The heyday of the 1970s had far more SLR manufacturers, and thus more prime, or single focal length lenses. Every manufacture spent the 1960's learning how to manufacture a lens that provided quite reasonably affordable image quality. The typical SLR 'kit' consisted of the body and a 50mm (or normal) lens, between f/2 to f/1.4, typically around f/1.8. So, with all the manufacturers in the market and with the standard lens being 50mm, market forces combined with economies of…

Mid-year Personal Assessment

I made a number of New Year's resolutions back in January. At the top of my list, at #1, was to get rid of my Twitter and Facebook accounts. I'm in the process of deleting the Facebook account. I say "in the process" because when I went to explicitly ask that the account be deleted, I was informed that they would wait two weeks before deleting the account, in case I had a change of heart.

I had a Facebook account for nearly five years, with the majority of the activity in the last two. The first three years of inactivity were due to the fact I signed up and then essentially forgot about it. Then, in 2008, the current company I work for started to make something of a fuss over social networking in general and Twitter and Facebook specifically. So I signed up to Twitter and found an excuse to do something on Facebook.

The sad thing is, I didn't accomplish much of anything on either except waste a lot of my time. At first I tried to tweet/post what little mundane th…

At Work with Linux

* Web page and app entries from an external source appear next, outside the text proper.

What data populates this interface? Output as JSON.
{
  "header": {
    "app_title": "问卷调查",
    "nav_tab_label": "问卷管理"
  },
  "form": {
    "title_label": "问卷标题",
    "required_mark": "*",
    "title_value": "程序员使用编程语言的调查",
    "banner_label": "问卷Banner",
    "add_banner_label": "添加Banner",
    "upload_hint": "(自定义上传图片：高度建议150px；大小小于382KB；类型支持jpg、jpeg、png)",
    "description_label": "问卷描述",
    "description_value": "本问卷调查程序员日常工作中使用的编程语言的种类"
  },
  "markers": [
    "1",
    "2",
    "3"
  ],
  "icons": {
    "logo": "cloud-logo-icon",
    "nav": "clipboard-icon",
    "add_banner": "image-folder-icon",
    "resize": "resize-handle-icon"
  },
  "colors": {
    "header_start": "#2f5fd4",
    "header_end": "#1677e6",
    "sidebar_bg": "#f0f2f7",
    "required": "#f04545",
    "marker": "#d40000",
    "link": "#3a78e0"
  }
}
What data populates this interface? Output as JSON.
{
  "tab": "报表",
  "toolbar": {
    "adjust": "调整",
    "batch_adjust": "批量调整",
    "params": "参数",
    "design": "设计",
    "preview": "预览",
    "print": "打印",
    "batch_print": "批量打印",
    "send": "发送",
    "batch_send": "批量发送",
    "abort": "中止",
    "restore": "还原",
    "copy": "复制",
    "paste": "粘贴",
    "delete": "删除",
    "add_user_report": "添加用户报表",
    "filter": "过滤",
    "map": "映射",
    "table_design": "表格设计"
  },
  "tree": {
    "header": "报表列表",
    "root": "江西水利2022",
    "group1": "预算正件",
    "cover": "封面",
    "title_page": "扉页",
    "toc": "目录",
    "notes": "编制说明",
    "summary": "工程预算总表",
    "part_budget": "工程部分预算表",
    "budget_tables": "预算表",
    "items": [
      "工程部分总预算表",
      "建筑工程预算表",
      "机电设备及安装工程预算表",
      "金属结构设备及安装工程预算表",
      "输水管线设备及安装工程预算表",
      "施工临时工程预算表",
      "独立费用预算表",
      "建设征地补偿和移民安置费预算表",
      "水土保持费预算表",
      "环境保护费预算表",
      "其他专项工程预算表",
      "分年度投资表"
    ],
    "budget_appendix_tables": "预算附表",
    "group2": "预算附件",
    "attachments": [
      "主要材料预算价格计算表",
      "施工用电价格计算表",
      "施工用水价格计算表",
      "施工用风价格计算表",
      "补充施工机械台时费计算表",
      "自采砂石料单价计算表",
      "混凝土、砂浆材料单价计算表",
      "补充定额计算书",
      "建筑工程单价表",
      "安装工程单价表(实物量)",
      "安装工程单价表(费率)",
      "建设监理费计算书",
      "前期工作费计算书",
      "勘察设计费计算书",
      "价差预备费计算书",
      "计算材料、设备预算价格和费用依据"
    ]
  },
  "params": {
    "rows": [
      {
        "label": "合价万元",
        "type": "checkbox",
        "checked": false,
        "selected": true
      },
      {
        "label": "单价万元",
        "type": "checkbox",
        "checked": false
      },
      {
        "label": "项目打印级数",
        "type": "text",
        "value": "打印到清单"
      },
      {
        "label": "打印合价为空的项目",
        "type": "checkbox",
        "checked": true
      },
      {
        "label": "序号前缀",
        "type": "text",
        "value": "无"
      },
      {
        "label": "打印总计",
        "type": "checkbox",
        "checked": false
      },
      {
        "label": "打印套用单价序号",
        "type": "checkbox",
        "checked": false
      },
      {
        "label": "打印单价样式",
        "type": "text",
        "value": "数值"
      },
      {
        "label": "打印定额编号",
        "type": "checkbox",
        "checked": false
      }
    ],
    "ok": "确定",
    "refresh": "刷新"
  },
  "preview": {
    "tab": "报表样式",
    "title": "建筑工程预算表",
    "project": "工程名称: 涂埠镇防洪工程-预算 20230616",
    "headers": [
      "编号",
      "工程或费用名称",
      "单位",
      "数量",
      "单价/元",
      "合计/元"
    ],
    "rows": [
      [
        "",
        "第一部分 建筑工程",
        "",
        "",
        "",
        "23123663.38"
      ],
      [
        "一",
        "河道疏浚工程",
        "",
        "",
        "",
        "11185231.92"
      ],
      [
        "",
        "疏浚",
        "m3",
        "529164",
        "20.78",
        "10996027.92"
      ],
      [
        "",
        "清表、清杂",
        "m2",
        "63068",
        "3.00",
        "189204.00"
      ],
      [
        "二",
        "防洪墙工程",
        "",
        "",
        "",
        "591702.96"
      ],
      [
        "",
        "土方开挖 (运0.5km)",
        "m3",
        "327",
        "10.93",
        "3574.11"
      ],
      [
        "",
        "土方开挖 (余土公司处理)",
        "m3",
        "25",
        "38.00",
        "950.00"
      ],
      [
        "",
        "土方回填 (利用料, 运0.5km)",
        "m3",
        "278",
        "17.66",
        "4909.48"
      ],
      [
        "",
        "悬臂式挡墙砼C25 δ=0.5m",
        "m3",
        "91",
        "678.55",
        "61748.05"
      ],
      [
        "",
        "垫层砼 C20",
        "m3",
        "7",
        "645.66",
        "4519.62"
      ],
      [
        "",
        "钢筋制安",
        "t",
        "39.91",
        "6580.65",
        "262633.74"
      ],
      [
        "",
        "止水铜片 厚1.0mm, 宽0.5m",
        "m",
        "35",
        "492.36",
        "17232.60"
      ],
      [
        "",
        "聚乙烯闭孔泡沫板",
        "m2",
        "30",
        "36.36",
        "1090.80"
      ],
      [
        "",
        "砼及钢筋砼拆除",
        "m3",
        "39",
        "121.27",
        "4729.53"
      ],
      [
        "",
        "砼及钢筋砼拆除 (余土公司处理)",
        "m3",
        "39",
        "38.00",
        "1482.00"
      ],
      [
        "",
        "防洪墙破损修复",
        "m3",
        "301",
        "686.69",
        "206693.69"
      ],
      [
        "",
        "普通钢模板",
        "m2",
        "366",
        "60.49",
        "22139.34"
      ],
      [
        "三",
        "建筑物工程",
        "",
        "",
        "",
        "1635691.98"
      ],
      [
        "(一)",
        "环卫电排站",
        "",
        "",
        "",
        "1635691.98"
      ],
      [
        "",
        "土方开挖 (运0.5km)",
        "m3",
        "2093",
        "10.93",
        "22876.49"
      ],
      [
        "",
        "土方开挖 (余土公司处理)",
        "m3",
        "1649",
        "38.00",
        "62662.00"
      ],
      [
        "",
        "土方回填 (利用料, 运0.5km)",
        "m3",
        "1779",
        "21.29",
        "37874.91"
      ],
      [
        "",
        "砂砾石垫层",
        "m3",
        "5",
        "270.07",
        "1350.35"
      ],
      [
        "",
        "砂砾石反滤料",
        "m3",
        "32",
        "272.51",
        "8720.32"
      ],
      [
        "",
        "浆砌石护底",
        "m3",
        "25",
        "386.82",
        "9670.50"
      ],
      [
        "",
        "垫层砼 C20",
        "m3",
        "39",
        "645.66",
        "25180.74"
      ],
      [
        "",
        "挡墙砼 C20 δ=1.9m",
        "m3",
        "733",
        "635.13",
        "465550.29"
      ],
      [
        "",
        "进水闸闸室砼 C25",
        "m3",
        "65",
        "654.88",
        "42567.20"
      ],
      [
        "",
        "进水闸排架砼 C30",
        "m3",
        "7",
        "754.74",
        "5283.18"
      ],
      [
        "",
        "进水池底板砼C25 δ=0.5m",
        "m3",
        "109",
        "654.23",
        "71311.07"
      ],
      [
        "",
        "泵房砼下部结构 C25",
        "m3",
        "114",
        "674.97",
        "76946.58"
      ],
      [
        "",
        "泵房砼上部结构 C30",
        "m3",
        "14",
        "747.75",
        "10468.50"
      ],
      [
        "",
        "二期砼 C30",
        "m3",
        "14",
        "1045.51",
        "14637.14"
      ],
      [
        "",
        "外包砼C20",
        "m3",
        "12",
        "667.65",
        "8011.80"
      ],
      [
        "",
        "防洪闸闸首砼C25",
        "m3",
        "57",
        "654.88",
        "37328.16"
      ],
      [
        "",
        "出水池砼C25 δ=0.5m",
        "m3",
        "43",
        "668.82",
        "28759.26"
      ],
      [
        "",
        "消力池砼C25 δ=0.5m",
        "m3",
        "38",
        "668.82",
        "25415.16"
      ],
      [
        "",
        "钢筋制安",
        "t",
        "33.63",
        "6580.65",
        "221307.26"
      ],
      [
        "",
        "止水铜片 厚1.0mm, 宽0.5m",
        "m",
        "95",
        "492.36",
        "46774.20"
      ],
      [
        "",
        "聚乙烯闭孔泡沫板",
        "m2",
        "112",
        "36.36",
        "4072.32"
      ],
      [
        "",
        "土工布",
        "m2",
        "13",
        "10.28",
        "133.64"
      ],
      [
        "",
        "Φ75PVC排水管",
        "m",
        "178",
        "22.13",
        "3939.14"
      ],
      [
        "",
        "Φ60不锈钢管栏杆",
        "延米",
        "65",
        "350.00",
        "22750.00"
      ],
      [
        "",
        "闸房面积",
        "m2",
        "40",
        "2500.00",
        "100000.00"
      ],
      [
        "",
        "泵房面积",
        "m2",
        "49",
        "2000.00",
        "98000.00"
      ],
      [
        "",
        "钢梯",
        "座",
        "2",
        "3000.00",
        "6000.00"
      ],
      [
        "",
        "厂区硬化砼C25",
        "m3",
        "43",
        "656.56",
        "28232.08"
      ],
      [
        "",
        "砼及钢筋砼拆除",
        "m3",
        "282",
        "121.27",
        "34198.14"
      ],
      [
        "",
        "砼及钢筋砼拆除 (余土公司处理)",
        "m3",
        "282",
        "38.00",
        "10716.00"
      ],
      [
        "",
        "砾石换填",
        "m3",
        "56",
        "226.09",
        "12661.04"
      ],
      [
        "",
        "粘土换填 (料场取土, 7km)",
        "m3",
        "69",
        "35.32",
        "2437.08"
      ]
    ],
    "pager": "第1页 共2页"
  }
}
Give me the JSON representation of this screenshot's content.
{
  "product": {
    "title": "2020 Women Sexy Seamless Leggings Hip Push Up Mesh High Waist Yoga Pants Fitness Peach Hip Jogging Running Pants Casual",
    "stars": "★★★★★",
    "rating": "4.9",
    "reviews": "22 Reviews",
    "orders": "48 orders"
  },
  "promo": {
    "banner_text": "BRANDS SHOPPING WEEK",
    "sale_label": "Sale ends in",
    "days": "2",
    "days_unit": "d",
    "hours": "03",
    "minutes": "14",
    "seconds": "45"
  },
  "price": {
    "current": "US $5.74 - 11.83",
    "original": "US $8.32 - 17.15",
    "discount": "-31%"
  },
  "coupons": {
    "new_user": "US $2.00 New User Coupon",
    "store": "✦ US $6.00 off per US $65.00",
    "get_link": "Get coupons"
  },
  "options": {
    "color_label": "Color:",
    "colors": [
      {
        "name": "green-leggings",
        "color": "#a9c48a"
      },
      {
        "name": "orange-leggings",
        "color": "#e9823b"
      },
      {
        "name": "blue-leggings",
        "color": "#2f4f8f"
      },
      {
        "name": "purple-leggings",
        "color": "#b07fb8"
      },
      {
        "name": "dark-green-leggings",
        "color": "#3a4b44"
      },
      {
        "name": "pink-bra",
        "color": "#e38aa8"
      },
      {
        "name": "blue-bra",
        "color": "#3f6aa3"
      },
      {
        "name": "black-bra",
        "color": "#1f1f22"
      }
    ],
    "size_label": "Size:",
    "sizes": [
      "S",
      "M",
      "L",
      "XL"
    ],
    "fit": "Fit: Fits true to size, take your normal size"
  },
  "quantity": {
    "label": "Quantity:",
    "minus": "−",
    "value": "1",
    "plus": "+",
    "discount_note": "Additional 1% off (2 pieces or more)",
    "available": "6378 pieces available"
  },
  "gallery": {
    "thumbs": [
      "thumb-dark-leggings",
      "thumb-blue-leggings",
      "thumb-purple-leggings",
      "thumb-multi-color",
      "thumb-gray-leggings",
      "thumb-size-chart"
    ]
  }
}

It's been a long time since I've bothered with Linux, at least for home use. Work use is a different story. At MITRE we use Linux extensively because our customers and partners use it. The MITRE office is essentially OS agnostic; we don't care what they use, as long as it's the right tool for the job. So far Linux, specifically Redhat Linux, has proven itself fit for the tasks it is called upon to perform.

The local MITRE lab in Orlando is organized around six Dell 690 workstations (no longer manufactured), each outfitted with one quad-core Intel Xeon 5140 and 32 Gb of memory. Two of those machines have Red Hat Enterprise Linux (RHEL) 64-bit Server 5.5 installed while the other four have RHEL 64-bit Client 5.5. Because of the wealth of memory on each workstation I've also installed VirtualBox on every one. Through VirtualBox I've been able to install additional Linux and Windows XP virtual machines across all of them. As a consequence I've been able to buil…

Lucy the Guard Cat

Lucy might be all of just eight pounds sopping wet, but Lucy is not one to be pushed about, at least not easily. She's a proud little thing who takes her many responsibilities quite seriously, such as guarding our house, 24 hours a day, 7 days per week.

She woke me at 2:30am with a constant meowing in the middle of the house. I was sleeping in my La-Z-Boy recliner in the TV room because I'd been snoring pretty badly earlier in the evening and was keeping the wife awake. I'd finally fallen asleep and was deep in slumber when I started to dream about Lucy. I dreamed she was calling to me. The calling was very persistent, so persistent that I woke up to hear her meowing.

For a minute I thought it might have been one of my daughter's cats, but it became clear it was coming from where Lucy normally sleeps.

I got up, grabbed the flashlight, and went stumbling into the front of the house. At first I saw Lucy sitting in the middle of the floor with her hackles up. As I swung t…